Author: Donald K. Jonas, Ph.D.
Executive Director, Care Ring
Rather than tinker on the edges of our health care system in search of small improvements, North Carolina is on the cusp of a “big bang” transformation of how we provide health care to people with limited resources.
Described in a recent New York Times article as “one of the country’s most ambitious efforts” to transform health care, the way we pay for and provide health care services in North Carolina is about to radically change. North Carolina is embarking on what NC Department of Health and Human Services Secretary Dr. Mandy Cohen describes as “the largest change in the history of our Medicaid program.”
In the next year North Carolina will test new models of care, including starting a $650 million pilot program, Healthy Opportunities, which will allow regions across the state to experiment with entirely new ways to improve health and wellness.
The first wave of change will be felt directly by our low-income neighbors.
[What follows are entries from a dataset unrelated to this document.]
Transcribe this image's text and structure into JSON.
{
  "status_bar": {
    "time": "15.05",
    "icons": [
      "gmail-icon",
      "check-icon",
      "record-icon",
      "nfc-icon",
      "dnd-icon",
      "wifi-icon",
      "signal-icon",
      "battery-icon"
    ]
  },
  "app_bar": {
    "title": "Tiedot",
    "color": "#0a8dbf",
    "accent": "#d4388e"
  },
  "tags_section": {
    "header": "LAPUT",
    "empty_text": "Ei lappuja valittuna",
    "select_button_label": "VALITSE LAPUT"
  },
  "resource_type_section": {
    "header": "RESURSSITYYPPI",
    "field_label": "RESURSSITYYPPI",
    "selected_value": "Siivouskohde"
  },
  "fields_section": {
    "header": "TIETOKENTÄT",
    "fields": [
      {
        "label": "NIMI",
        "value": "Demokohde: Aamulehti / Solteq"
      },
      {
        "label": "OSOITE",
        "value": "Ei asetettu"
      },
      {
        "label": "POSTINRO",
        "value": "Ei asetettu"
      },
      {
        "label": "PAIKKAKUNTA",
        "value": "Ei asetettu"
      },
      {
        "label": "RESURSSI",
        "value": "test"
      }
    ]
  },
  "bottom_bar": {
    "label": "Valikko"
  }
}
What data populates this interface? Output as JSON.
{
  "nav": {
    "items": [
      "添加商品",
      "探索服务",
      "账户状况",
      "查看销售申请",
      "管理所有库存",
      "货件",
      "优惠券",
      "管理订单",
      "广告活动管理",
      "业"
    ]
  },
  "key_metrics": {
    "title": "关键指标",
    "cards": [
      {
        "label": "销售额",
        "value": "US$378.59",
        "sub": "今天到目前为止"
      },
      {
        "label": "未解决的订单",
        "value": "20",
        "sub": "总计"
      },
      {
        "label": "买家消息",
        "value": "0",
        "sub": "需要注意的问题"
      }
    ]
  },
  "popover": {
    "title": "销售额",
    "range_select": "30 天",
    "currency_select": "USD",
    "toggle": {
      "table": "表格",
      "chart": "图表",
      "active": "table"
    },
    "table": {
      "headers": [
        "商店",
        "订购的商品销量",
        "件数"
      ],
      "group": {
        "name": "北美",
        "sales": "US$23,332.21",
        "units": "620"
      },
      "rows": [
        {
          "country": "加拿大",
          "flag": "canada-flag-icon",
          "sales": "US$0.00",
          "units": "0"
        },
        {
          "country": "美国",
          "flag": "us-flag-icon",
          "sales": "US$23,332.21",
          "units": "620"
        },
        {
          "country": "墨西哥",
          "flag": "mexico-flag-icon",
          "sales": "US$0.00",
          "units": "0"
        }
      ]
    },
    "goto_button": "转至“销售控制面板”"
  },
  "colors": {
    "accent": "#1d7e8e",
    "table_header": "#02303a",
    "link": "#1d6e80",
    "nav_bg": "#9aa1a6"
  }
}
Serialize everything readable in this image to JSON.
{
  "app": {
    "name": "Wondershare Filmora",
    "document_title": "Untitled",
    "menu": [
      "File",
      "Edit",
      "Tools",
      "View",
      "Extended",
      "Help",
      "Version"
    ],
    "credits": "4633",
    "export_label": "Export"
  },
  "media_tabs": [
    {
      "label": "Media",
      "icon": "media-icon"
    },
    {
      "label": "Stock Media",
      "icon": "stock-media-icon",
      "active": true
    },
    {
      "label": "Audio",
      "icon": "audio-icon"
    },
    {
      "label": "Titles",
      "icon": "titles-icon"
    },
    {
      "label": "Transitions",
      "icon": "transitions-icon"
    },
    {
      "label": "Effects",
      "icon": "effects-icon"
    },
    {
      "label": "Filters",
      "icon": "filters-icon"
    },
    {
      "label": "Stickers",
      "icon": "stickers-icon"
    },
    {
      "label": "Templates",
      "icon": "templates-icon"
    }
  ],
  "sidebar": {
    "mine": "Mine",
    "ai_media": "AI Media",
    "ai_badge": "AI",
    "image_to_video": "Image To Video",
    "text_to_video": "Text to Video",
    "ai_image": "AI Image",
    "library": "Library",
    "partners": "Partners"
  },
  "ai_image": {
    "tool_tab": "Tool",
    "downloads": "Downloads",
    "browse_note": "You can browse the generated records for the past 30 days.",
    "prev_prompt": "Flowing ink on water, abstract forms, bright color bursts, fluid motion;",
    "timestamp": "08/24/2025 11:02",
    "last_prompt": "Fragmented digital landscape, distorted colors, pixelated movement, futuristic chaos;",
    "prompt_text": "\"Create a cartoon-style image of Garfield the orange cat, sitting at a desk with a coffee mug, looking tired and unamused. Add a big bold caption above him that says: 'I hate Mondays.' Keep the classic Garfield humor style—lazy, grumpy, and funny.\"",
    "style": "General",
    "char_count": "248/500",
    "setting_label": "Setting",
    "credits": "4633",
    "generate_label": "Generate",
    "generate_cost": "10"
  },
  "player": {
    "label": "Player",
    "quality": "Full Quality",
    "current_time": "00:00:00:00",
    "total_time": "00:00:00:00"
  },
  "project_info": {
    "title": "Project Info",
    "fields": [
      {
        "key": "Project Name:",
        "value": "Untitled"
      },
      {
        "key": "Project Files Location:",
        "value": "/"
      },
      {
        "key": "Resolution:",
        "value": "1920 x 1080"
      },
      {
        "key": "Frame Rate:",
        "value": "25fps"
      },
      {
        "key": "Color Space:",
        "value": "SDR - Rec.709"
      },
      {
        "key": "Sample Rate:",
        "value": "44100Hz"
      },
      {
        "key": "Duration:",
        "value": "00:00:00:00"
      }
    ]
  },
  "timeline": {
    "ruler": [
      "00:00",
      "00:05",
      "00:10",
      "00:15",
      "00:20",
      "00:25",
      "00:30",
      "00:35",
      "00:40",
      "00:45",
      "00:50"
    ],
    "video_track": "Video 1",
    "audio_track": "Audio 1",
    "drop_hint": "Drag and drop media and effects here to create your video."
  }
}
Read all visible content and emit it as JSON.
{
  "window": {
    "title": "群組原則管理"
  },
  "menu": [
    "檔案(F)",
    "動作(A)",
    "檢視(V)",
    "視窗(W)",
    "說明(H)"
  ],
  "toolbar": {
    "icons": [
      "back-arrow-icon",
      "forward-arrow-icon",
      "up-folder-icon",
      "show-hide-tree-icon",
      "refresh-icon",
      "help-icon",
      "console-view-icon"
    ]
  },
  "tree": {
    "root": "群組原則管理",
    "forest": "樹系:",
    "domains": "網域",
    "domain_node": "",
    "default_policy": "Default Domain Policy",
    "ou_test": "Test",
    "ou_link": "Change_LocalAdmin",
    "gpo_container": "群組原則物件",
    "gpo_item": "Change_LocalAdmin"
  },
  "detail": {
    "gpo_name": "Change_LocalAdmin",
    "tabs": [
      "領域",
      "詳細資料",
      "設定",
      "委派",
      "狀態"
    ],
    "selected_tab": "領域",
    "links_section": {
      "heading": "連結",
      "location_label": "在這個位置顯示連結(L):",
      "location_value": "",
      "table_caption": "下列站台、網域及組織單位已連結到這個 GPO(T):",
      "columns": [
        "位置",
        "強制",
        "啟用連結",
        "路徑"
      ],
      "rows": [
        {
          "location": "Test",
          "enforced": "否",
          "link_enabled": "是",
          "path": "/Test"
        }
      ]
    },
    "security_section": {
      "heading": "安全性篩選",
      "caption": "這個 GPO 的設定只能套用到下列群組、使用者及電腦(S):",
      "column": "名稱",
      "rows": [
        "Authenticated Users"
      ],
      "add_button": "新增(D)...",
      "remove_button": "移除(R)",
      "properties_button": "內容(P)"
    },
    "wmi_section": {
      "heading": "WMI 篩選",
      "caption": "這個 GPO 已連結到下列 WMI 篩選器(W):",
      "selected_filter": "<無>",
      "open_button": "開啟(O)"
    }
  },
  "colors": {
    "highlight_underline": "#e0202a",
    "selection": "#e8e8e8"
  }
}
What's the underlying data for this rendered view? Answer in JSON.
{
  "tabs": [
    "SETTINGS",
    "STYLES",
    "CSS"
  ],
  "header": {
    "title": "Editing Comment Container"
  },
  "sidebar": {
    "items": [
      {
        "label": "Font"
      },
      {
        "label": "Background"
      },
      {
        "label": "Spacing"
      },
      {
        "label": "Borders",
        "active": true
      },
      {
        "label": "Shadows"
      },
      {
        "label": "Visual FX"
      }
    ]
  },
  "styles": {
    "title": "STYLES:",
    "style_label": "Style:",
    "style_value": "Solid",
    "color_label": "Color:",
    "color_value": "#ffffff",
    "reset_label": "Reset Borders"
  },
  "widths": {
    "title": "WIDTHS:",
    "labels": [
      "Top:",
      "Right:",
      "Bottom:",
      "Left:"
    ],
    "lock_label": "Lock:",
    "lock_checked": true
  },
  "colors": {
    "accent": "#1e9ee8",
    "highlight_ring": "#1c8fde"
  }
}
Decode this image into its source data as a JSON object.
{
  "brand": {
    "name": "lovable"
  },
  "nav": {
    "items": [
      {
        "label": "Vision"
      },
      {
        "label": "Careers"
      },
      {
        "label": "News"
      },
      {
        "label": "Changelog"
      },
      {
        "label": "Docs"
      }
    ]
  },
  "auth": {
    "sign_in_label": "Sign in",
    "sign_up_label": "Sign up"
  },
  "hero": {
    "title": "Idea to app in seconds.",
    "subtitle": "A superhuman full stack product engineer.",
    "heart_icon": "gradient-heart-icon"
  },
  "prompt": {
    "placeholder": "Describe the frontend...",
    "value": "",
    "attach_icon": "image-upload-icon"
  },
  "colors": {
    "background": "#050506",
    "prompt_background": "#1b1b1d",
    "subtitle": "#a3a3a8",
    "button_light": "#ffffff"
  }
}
Over the course of the next few months 1.5 million North Carolinians receiving Medicaid services (which includes upwards of 80,000 people in Mecklenburg County) will enter a new system of care.
In this new system, the state will continue to have oversight responsibilities for Medicaid, but they will delegate the direct management of health services as well as the financial risks of serving low-income residents to managed care companies operating across multiple regions.
Managed care companies will offer a variety of options to entice beneficiaries to join their network. All health plans will be required to offer the same suite of basic clinical services such as coverage for office visits and blood tests. But plans will be able to offer Medicaid recipients services far beyond basic health insurance coverage, including:
- Uber or Lyft rides to grocery stores
- Gift cards to purchase school supplies or to take GED exam practice courses
- YMCA memberships
- Boy Scouts and Girl Scouts membership
Are we ready?
In early October, individuals currently eligible for Medicaid in North Carolina will be mailed information on enrolling in a managed care plan. By the middle of December they will need to have chosen a Medicaid plan, or a plan will be selected for them at that time.
While there are a host of potential benefits from this shift, including the prospect of reducing taxpayer exposure to future Medicaid costs by capping the annual amount of funds the NC General Assembly sets aside for Medicaid, there are also a host of potential pitfalls.
Medicaid beneficiaries have experience working with case managers for their primary care needs through the Community Care of North Carolina program, but now they must navigate a new managed care system with unfamiliar gatekeepers coordinating their care.
And if the experience of other states that have shifted Medicaid to a managed care system is a useful guide, there is the potential that private insurers may deny some services in an effort to hold down costs.
Some insurers may not stay for the long haul. Iowa shifted their Medicaid services to private managed care three years ago. When one of the major providers recently dropped out the program, families reliant on Medicaid were left feeling helpless and uncertain of how to get care.
The ripple effect of North Carolina’s health care big bang will reach far beyond the health care sector, touching many businesses and hundreds of thousands of residents.
In the coming months, Care Ring will hold community events and town hall meetings and share widely what we are learning about this transformation to help Medicaid beneficiaries, provider networks, and interested residents understand and adapt to this major change in health care.
Donald K. Jonas, Ph.D is Executive Director of Care Ring. Care Ring’s Medicaid Transformation Education and Engagement Initiative is supported by a grant from the Kate B. Reynolds Charitable Trust.